RISHI Sunak promised to tackle the “scourge” of drugs, as he unveiled ambitious new measures to crack down on anti-social behaviour during a visit to Essex.

The Prime Minister made an appearance at Chelmsford Amateur Boxing Club this morning to officially launch the Government’s anti-social behaviour action plan.

Downing Street has pledged new moves that will see trials of swifter justice measures and increased policing in areas of England and Wales deemed to have high amounts of low-level crime.

The £160 million initiative will include an Essex-based trial of a new hotspot policing scheme, designed to come down hard on vandalism, graffiti, fly-tipping, the sale of laughing gas and careless driving.


Speaking at an event in Chelmsford on Monday, Mr Sunak said the rollout – which is set to come into effect next year – will see authorities, including Essex Police, receive greater powers to punish offenders.

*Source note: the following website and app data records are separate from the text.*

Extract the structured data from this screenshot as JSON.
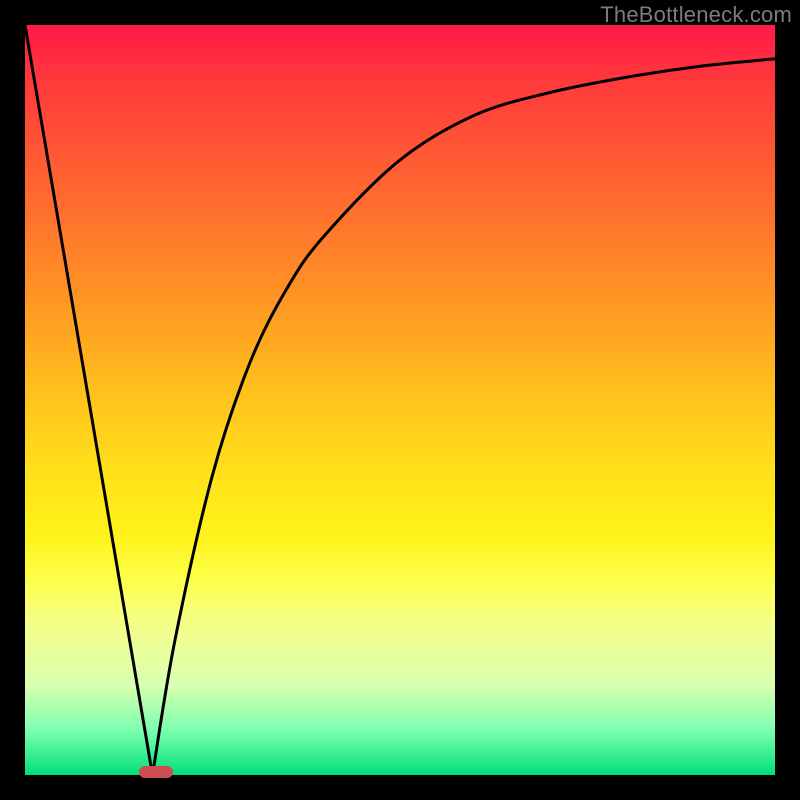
{
  "watermark": "TheBottleneck.com",
  "chart_data": {
    "type": "line",
    "title": "",
    "xlabel": "",
    "ylabel": "",
    "xlim": [
      0,
      100
    ],
    "ylim": [
      0,
      100
    ],
    "grid": false,
    "legend": false,
    "background_gradient": {
      "stops": [
        {
          "pos": 0.0,
          "color": "#ff1a47"
        },
        {
          "pos": 0.5,
          "color": "#ffc41d"
        },
        {
          "pos": 0.74,
          "color": "#fdff4a"
        },
        {
          "pos": 1.0,
          "color": "#00e07a"
        }
      ]
    },
    "series": [
      {
        "name": "left-line",
        "x": [
          0,
          17
        ],
        "y": [
          100,
          0
        ]
      },
      {
        "name": "right-curve",
        "x": [
          17,
          20,
          25,
          30,
          35,
          40,
          50,
          60,
          70,
          80,
          90,
          100
        ],
        "y": [
          0,
          18,
          40,
          55,
          65,
          72,
          82,
          88,
          91,
          93,
          94.5,
          95.5
        ]
      }
    ],
    "marker": {
      "x": 17.5,
      "y": 0,
      "shape": "pill",
      "color": "#cc4d52"
    }
  },
  "colors": {
    "frame": "#000000",
    "curve": "#000000",
    "marker": "#cc4d52",
    "watermark": "#7c7c7c"
  }
}
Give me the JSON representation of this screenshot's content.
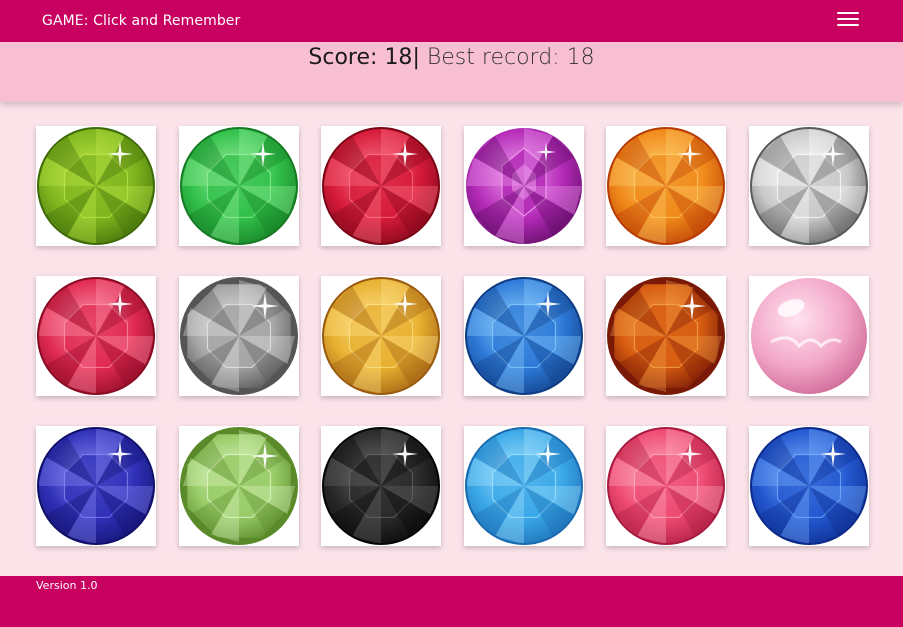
{
  "navbar": {
    "title": "GAME: Click and Remember",
    "menu_icon": "hamburger-menu-icon"
  },
  "scoreboard": {
    "score_label": "Score:",
    "score_value": "18",
    "separator": "|",
    "best_label": "Best record:",
    "best_value": "18"
  },
  "gems": [
    {
      "name": "green-gem-icon",
      "base": "#7fb51e",
      "light": "#c3ea4a",
      "dark": "#3e6b08",
      "shape": "round"
    },
    {
      "name": "emerald-gem-icon",
      "base": "#31c04a",
      "light": "#9bf0a0",
      "dark": "#157a22",
      "shape": "round"
    },
    {
      "name": "ruby-gem-icon",
      "base": "#d61a3a",
      "light": "#ff7a8c",
      "dark": "#7a0616",
      "shape": "round"
    },
    {
      "name": "purple-gem-icon",
      "base": "#b42bb8",
      "light": "#f2a0f0",
      "dark": "#5a0a5e",
      "shape": "faceted"
    },
    {
      "name": "orange-gem-icon",
      "base": "#f08a1a",
      "light": "#ffd070",
      "dark": "#b83a05",
      "shape": "round"
    },
    {
      "name": "diamond-gem-icon",
      "base": "#c9c9c9",
      "light": "#ffffff",
      "dark": "#5a5a5a",
      "shape": "round"
    },
    {
      "name": "pink-ruby-gem-icon",
      "base": "#e02a52",
      "light": "#ff9ab0",
      "dark": "#8a0a24",
      "shape": "round"
    },
    {
      "name": "silver-gem-icon",
      "base": "#a7a7a7",
      "light": "#e4e4e4",
      "dark": "#555555",
      "shape": "octagon"
    },
    {
      "name": "golden-gem-icon",
      "base": "#e8b030",
      "light": "#ffe590",
      "dark": "#9a5a10",
      "shape": "round"
    },
    {
      "name": "blue-gem-icon",
      "base": "#2e7ad8",
      "light": "#8fd0ff",
      "dark": "#0e3b82",
      "shape": "round"
    },
    {
      "name": "amber-gem-icon",
      "base": "#d85e12",
      "light": "#f4a44a",
      "dark": "#7a1a06",
      "shape": "octagon"
    },
    {
      "name": "pink-pearl-icon",
      "base": "#f2a6c8",
      "light": "#ffe3ef",
      "dark": "#d06a98",
      "shape": "pearl"
    },
    {
      "name": "sapphire-gem-icon",
      "base": "#3030b8",
      "light": "#8b8cf5",
      "dark": "#10106a",
      "shape": "round"
    },
    {
      "name": "pale-green-gem-icon",
      "base": "#9acd6a",
      "light": "#dff5c4",
      "dark": "#5a8a2a",
      "shape": "octagon"
    },
    {
      "name": "black-gem-icon",
      "base": "#2a2a2a",
      "light": "#6a6a6a",
      "dark": "#050505",
      "shape": "round"
    },
    {
      "name": "aquamarine-gem-icon",
      "base": "#3aa8e8",
      "light": "#a8e6ff",
      "dark": "#1a6ab0",
      "shape": "round"
    },
    {
      "name": "pink-tourmaline-gem-icon",
      "base": "#ee4a72",
      "light": "#ffb0c2",
      "dark": "#a81a3e",
      "shape": "round"
    },
    {
      "name": "blue-topaz-gem-icon",
      "base": "#2458d0",
      "light": "#7fb4ff",
      "dark": "#0c2a8a",
      "shape": "round"
    }
  ],
  "footer": {
    "version": "Version 1.0"
  }
}
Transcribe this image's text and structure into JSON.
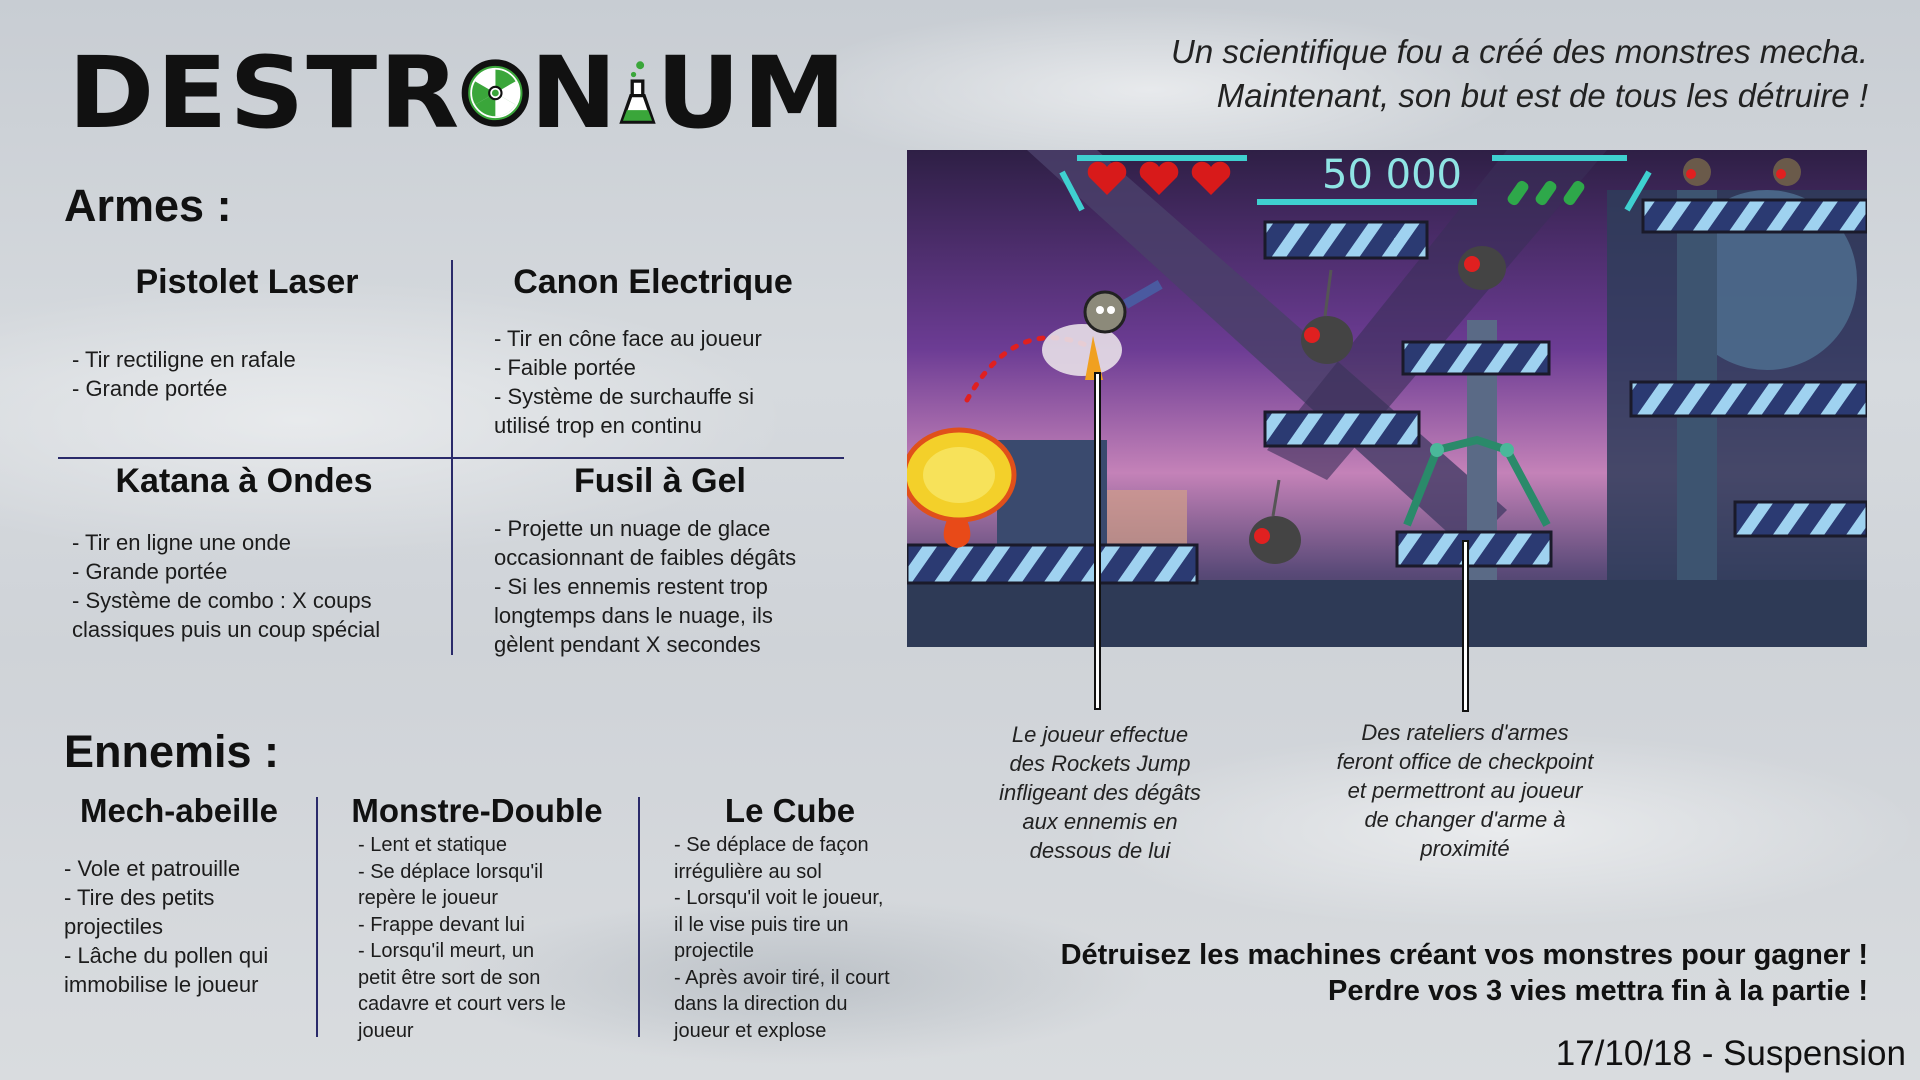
{
  "logo": {
    "text_left": "DESTR",
    "text_mid": "N",
    "text_right": "UM"
  },
  "tagline": {
    "line1": "Un scientifique fou a créé des monstres mecha.",
    "line2": "Maintenant, son but est de tous les détruire !"
  },
  "armes": {
    "title": "Armes :",
    "items": [
      {
        "name": "Pistolet Laser",
        "desc": "- Tir rectiligne en rafale\n- Grande portée"
      },
      {
        "name": "Canon Electrique",
        "desc": "- Tir en cône face au joueur\n- Faible portée\n- Système de surchauffe si\nutilisé trop en continu"
      },
      {
        "name": "Katana à Ondes",
        "desc": "- Tir en ligne une onde\n- Grande portée\n- Système de combo : X coups\nclassiques puis un coup spécial"
      },
      {
        "name": "Fusil à Gel",
        "desc": "- Projette un nuage de glace\noccasionnant de faibles dégâts\n- Si les ennemis restent trop\nlongtemps dans le nuage, ils\ngèlent pendant X secondes"
      }
    ]
  },
  "ennemis": {
    "title": "Ennemis :",
    "items": [
      {
        "name": "Mech-abeille",
        "desc": "- Vole et patrouille\n- Tire des petits\nprojectiles\n- Lâche du pollen qui\nimmobilise le joueur"
      },
      {
        "name": "Monstre-Double",
        "desc": "- Lent et statique\n- Se déplace lorsqu'il\nrepère le joueur\n- Frappe devant lui\n- Lorsqu'il meurt, un\npetit être sort de son\ncadavre et court vers le\njoueur"
      },
      {
        "name": "Le Cube",
        "desc": "- Se déplace de façon\nirrégulière au sol\n- Lorsqu'il voit le joueur,\nil le vise puis tire un\nprojectile\n- Après avoir tiré, il court\ndans la direction du\njoueur et explose"
      }
    ]
  },
  "game": {
    "score": "50 000",
    "lives": 3,
    "ammo": 3
  },
  "callouts": {
    "rocket": "Le joueur effectue\ndes Rockets Jump\ninfligeant des dégâts\naux ennemis en\ndessous de lui",
    "rack": "Des rateliers d'armes\nferont office de checkpoint\net permettront au joueur\nde changer d'arme à\nproximité"
  },
  "goal": {
    "line1": "Détruisez les machines créant vos monstres pour gagner !",
    "line2": "Perdre vos 3 vies mettra fin à la partie !"
  },
  "footer": {
    "date": "17/10/18 - Suspension"
  },
  "colors": {
    "accent_green": "#3aa63a",
    "divider": "#2a2a6a",
    "hud_cyan": "#3fd0d0",
    "heart_red": "#d81a1a"
  }
}
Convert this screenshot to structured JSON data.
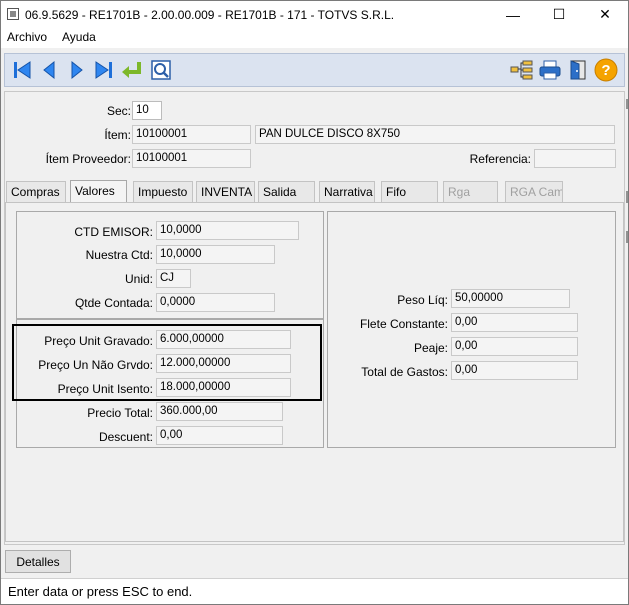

The Prime Minister, who stressed the importance of “strong communities built on values”, said anti-social behaviour was “not the type of country that we are and that is why it is important we do something about it”.

Addressing the public he said: “It’s not OK for our children to have to deal with [anti-social behaviour] – that’s not the type of community we want, or the type of county that we are, so it’s important to do something about it.

“We are going to use more hotspot policing and immediate justice – [it will involve] a zero tolerance towards all forms of anti-social behaviour, especially drugs.

“We will ban nitrous oxide – [the drug] is not acceptable and we will also extend the power of police to do drug testing on arrest.

“We will give the police and local authorities the tools to combat anti-social behavoiur.”

As part of the trial, police officers will be granted greater power to arrest people for being drunk in public spaces, playing loud music, or letting a dog or animal intimidate other people.

Under current laws, police can have the power of arrest if anti-social behaviour includes the threat of violence, or poses a significant risk to others.

Community protection notices, which are designed to stop those aged 16 or over commit anti-social behaviour, will now apply to those under the age of 16.

Fixed penalty notices for fly tipping, which are currently limited at £400, will rise to £1,000, and those responsible for graffiti and littering could be fined up to £500 – more than double the current limit of £150.

Drug testing of criminals will also become more prevalent and more money will be ploughed into youth centres as part of a bid to eradicate behaviours spoiling Britain’s neighbourhoods.

Victims of anti-social behaviour will be given a say in how criminals are disciplined to ensure justice is visible and fits the crime.

Landlords and housing associations will also be given more powers to evict unruly tenants who create persistent noise and an anti-social behaviour taskforce will be set-up.


The Government is also planning on creating a reporting tool for the public to log anti-social behaviour and receive updates on any action to tackle it.

“It should be easy for you to say this is what I’ve seen, this is what’s going on and then have the local authorities and the police report back on what they’ve done about it so that you feel that your concerns are being listened to,” Mr Sunak said.